Converted to the Amstrad CPC in 1989 by Bill Caunt, Pete Hickinson and Mark Edwards for Virgin games.
Continental Circus on the Amstrad CPC is a fast paced and fabulous conversion and has all the arcade version hall marks such as the pit stops, the changing weather, the tyre blow outs and the grid girl holding up the banner.
Superb animation, fantastic looking sprites and graphics and full of colour. Only one major gripe and that is all the cars are yellow. Don’t worry about that because it’s an awesome racing game.
AA41, overall 82%
Released in the arcades in 1986 by Konami, Wec Le Mans was the first racing video game to depict the 24 hour Le Mans race, and the lap of the Le Mans video game is split up into three sections, during which the time of day changes from day to dusk, dusk to night, and night to dawn.
The plot revolves around realistically simulating car driving, with the car jumping up and down, turning back and forth, and spinning up to 180 degrees.

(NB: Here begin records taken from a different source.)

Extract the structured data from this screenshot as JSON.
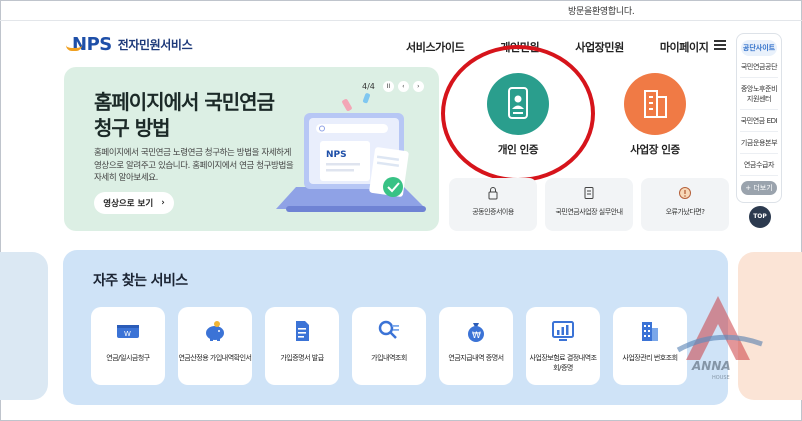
{
  "top_bar": {
    "greeting": "방문을환영합니다."
  },
  "header": {
    "logo_mark": "NPS",
    "logo_text": "전자민원서비스",
    "nav": [
      "서비스가이드",
      "개인민원",
      "사업장민원",
      "마이페이지"
    ]
  },
  "quick_panel": {
    "title": "공단사이트",
    "items": [
      "국민연금공단",
      "중앙노후준비 지원센터",
      "국민연금 EDI",
      "기금운용본부",
      "연금수급자"
    ],
    "more": "+ 더보기",
    "top": "TOP"
  },
  "hero": {
    "title": "홈페이지에서 국민연금 청구 방법",
    "description": "홈페이지에서 국민연금 노령연금 청구하는 방법을 자세하게 영상으로 알려주고 있습니다. 홈페이지에서 연금 청구방법을 자세히 알아보세요.",
    "button": "영상으로 보기",
    "button_arrow": "›",
    "pager": "4/4",
    "pager_pause": "II",
    "pager_prev": "‹",
    "pager_next": "›",
    "art_logo": "NPS"
  },
  "services": {
    "personal": "개인 인증",
    "business": "사업장 인증"
  },
  "mini_cards": [
    {
      "label": "공동인증서이용",
      "icon": "lock-icon"
    },
    {
      "label": "국민연금사업장 실무안내",
      "icon": "document-icon"
    },
    {
      "label": "오류가났다면?",
      "icon": "warning-icon"
    }
  ],
  "frequent": {
    "title": "자주 찾는 서비스",
    "cards": [
      {
        "label": "연금/일시금청구",
        "icon": "won-card-icon"
      },
      {
        "label": "연금산정용 가입내역확인서",
        "icon": "piggy-bank-icon"
      },
      {
        "label": "가입증명서 발급",
        "icon": "document-icon"
      },
      {
        "label": "가입내역조회",
        "icon": "search-list-icon"
      },
      {
        "label": "연금지급내역 증명서",
        "icon": "money-bag-icon"
      },
      {
        "label": "사업장보험료 결정내역조회/증명",
        "icon": "chart-monitor-icon"
      },
      {
        "label": "사업장관리 번호조회",
        "icon": "building-icon"
      }
    ]
  },
  "watermark": {
    "text": "ANNA",
    "subtext": "HOUSE"
  },
  "colors": {
    "brand_blue": "#1e4fa8",
    "hero_bg": "#dcefe4",
    "personal_teal": "#2a9e8d",
    "business_orange": "#f07a45",
    "highlight_red": "#d6141b",
    "frequent_bg": "#cfe3f7"
  }
}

Converted to the Amstrad CPC in 1988 by Jon O Brien, Robert Hemphill, Mike Lamb and Johnathan Dunn for Ocean / Imagine software.
Unfortunately the Amstrad CPC conversion didn’t have the time of day changes, nor the awesome colourful arcade sprites or graphics. The Amstrad CPC conversion is played in monochrome colours of blue, grey, green and black. All the cars were the same colour as well, which put a rather big blight on the game and i can see why Amstrad Action only gave it 82% overall.
I do like Wec Le Mans as a game because it played really well, it was full of speed, the animation was good, it simulated the racing gameplay of the arcade game quite well indeed and had those really big car rolls when you crashed at high speed.
** Notable mentions of Amstrad CPC arcade conversions that didn’t make my top list include – Yie Ar Kung Fu AA92%, Gauntlet AA93%, Powerdrift AA91%, Rainbow Islands AA88%, Operation Thunderbolt AA89%